+++ LISTED ENTRIES
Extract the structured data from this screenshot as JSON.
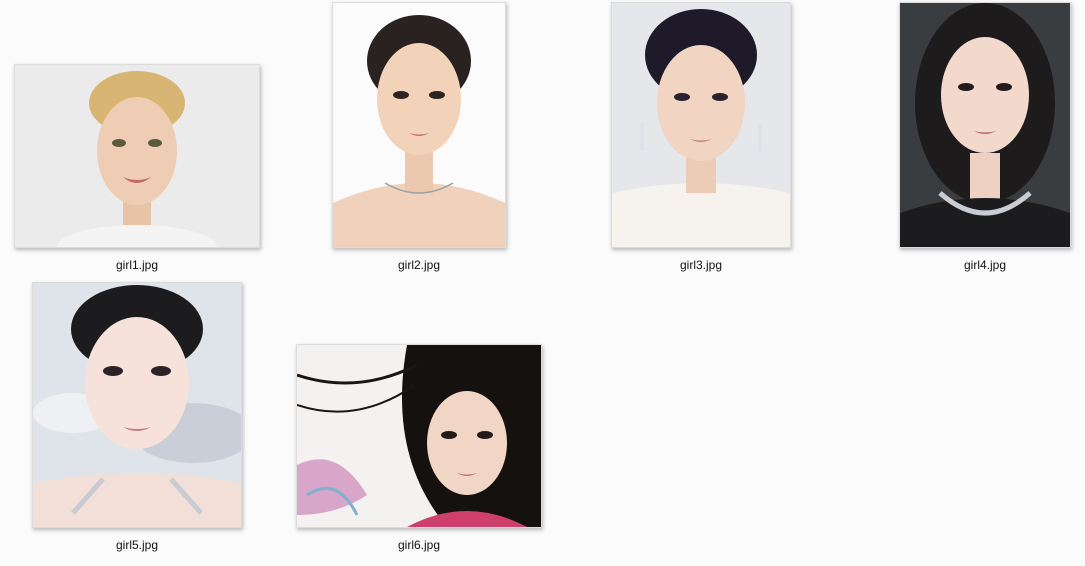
{
  "files": [
    {
      "name": "girl1.jpg",
      "icon": "image-thumbnail-icon"
    },
    {
      "name": "girl2.jpg",
      "icon": "image-thumbnail-icon"
    },
    {
      "name": "girl3.jpg",
      "icon": "image-thumbnail-icon"
    },
    {
      "name": "girl4.jpg",
      "icon": "image-thumbnail-icon"
    },
    {
      "name": "girl5.jpg",
      "icon": "image-thumbnail-icon"
    },
    {
      "name": "girl6.jpg",
      "icon": "image-thumbnail-icon"
    }
  ],
  "colors": {
    "background": "#fbfbfb",
    "label": "#111111"
  }
}
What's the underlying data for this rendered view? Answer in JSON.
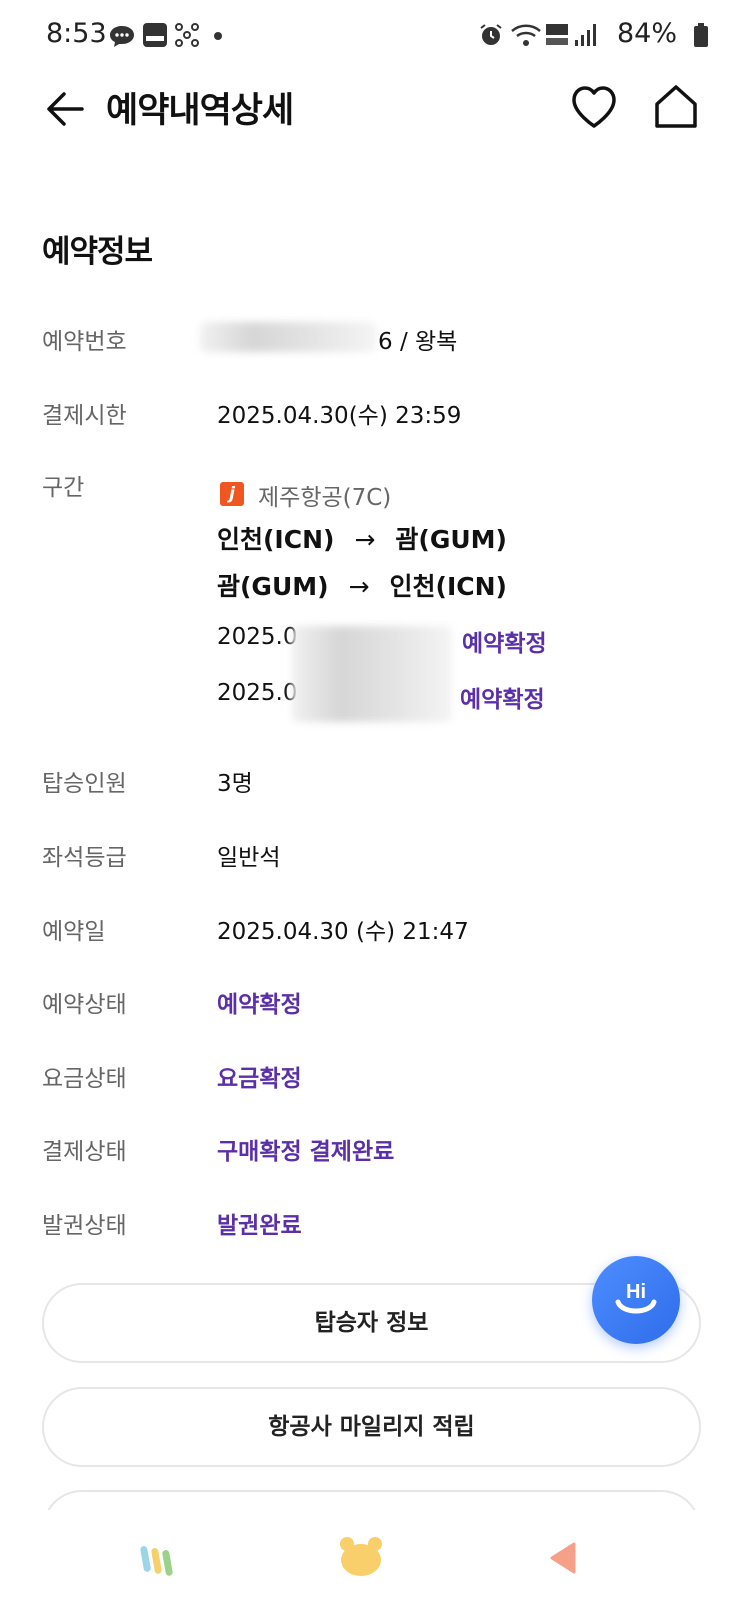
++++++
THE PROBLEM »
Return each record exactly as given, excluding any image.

FINAL ANSWER »
Extract the structured data from this screenshot as JSON.
{
  "files": [
    {
      "name": "girl1.jpg",
      "icon": "image-thumbnail-icon"
    },
    {
      "name": "girl2.jpg",
      "icon": "image-thumbnail-icon"
    },
    {
      "name": "girl3.jpg",
      "icon": "image-thumbnail-icon"
    },
    {
      "name": "girl4.jpg",
      "icon": "image-thumbnail-icon"
    },
    {
      "name": "girl5.jpg",
      "icon": "image-thumbnail-icon"
    },
    {
      "name": "girl6.jpg",
      "icon": "image-thumbnail-icon"
    }
  ],
  "colors": {
    "background": "#fbfbfb",
    "label": "#111111"
  }
}
What's the underlying data for this rendered view? Answer in JSON.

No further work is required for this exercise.